And I jumped after him.
They found him, half-starved, underneath a lean-to in the western state forest. He stayed in the hospital for two weeks, and had one pinky and two toes chopped off. I brought him flowers. Morphine slurred his speech and all I could think about was the viral video of the narcoleptic dog, and how I had never seen anything more pitiful than that until now.
I went to see him the day he got home. He told me about making fires and eating berries and bathing in the streams and a bunch of Kumbaya shit like that, repeating phrases that were worn thin when Thoreau used them and all but fell apart in his mouth. We ate his Oreo pancakes as his eyes glistened with a sickish fervor, his blood boiled to the impassioned pitch of his own self-inflated heart. His Oreo pancakes didn’t taste the same. He’s managed to poison them with his fingers, the same fingers which had dug into the Earth and into the flesh of his loved ones and ripped out everything he could use.

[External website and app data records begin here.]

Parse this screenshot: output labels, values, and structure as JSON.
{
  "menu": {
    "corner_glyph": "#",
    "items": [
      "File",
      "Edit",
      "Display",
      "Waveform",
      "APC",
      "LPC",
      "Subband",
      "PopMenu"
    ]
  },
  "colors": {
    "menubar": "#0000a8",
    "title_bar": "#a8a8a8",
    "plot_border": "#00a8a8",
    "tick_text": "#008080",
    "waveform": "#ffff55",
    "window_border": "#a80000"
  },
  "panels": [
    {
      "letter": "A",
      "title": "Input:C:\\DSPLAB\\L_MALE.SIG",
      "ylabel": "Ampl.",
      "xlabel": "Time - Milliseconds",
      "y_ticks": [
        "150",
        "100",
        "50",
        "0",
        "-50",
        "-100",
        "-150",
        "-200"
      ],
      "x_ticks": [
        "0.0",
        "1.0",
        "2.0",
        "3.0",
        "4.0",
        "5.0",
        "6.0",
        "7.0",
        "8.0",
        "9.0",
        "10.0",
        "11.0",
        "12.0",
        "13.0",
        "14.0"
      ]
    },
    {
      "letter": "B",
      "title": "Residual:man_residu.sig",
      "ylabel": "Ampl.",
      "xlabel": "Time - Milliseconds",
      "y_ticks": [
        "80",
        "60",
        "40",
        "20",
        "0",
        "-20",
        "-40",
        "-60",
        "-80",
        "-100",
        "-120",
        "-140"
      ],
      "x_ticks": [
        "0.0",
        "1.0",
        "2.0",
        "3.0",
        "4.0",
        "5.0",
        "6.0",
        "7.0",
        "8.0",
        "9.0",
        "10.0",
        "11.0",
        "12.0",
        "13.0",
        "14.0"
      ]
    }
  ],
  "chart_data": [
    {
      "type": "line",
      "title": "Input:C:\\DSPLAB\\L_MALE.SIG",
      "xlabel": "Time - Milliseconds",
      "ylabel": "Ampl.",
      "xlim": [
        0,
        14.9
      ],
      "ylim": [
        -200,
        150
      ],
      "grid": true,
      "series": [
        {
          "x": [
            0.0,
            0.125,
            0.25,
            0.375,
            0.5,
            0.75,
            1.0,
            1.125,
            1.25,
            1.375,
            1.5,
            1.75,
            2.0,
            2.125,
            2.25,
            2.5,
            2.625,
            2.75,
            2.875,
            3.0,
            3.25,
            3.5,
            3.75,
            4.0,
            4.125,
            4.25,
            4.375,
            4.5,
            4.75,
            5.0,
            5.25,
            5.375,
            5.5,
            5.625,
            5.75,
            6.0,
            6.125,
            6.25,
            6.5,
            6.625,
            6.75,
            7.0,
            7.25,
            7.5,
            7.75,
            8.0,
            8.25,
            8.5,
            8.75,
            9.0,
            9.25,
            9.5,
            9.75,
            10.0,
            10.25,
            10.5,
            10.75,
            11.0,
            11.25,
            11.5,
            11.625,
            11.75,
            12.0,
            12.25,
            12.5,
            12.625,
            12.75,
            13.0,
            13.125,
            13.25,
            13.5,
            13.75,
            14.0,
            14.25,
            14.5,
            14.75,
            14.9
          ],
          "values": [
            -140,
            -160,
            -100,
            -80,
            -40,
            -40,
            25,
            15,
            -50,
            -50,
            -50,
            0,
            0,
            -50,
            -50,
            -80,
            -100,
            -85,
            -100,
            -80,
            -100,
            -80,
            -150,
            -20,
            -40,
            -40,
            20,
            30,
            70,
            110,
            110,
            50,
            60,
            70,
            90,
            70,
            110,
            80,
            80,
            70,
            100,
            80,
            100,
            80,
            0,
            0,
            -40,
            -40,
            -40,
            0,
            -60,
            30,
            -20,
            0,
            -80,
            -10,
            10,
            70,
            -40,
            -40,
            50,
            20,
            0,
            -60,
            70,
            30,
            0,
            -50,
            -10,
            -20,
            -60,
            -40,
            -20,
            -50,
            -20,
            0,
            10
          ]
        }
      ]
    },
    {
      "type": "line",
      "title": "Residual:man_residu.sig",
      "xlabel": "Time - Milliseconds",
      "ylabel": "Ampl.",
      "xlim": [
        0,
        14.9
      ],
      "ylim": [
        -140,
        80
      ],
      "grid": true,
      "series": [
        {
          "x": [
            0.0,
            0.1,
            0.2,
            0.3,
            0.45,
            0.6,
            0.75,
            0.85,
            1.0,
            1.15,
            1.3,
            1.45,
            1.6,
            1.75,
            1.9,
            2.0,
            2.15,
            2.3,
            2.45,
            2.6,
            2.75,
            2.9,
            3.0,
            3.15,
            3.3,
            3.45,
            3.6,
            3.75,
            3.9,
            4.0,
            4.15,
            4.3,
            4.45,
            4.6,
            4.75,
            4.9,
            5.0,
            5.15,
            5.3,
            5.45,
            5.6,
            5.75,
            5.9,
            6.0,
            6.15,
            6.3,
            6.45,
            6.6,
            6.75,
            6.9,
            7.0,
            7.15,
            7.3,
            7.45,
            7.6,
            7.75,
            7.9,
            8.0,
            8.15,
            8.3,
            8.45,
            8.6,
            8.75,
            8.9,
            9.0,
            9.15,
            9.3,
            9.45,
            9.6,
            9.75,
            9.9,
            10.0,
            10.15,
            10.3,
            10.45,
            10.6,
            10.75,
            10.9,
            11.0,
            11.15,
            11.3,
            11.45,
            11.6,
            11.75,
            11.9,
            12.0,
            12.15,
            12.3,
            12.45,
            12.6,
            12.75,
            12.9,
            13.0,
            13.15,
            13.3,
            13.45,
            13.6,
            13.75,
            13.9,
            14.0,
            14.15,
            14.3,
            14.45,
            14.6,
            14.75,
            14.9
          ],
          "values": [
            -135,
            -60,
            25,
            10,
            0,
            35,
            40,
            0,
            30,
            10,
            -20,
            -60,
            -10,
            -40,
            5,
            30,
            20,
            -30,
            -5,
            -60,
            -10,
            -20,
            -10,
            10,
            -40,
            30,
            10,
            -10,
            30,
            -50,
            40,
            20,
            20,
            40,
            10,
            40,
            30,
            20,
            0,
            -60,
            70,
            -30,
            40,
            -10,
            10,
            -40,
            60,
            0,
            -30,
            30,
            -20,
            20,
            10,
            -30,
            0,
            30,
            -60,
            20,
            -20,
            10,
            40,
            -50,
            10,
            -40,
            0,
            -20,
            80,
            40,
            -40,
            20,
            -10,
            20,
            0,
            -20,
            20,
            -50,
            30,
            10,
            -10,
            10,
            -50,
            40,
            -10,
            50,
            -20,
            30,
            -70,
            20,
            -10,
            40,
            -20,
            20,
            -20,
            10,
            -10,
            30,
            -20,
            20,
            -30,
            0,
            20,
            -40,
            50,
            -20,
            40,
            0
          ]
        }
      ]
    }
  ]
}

I had nothing left for him.
I kissed him, hard, just to shut him up. I let him have all the vinegar I tasted whenever I bit my tongue to save his feelings.
I stood up to leave with the car keys knives in-between my fingers.
He looked at me and I noticed, despite the way his mouth puckered around the inevitable question mark, that his eyes were graphite. Flat. Chipped. Narrow.
Maybe they always had been. Maybe I’d been too blinded by the summertime and the urge to save someone as penance for not being able to save my sister.
“Your name is not Micah,” I told him, and when he opened his mouth I saw the jailbird bars between his teeth, thick and steel and entirely of his own design.
“And you were wrong about Kelley,” I added. Her name was the thorn on the stem of a Valentine rose, but the iron around my heart rusted into nostalgia when I said it out loud, finally, out loud.
We looked at each other, the caged boy and the uncaged girl with nothing more than breakfast food and one kiss between us. I picked up the package of Double-Stuff Oreos and walked out, leaving him and his arrowhead eyes and the belief that self-sacrifice was worth the cross.
I wound up at the Red Wing bridge again, eating his Oreos and looking down at the stiff river, frozen into marble patterns of grey and white. I waited for it to start cracking again, waited for that tiny breath to be exhaled from the antiseptic air.
January was almost over.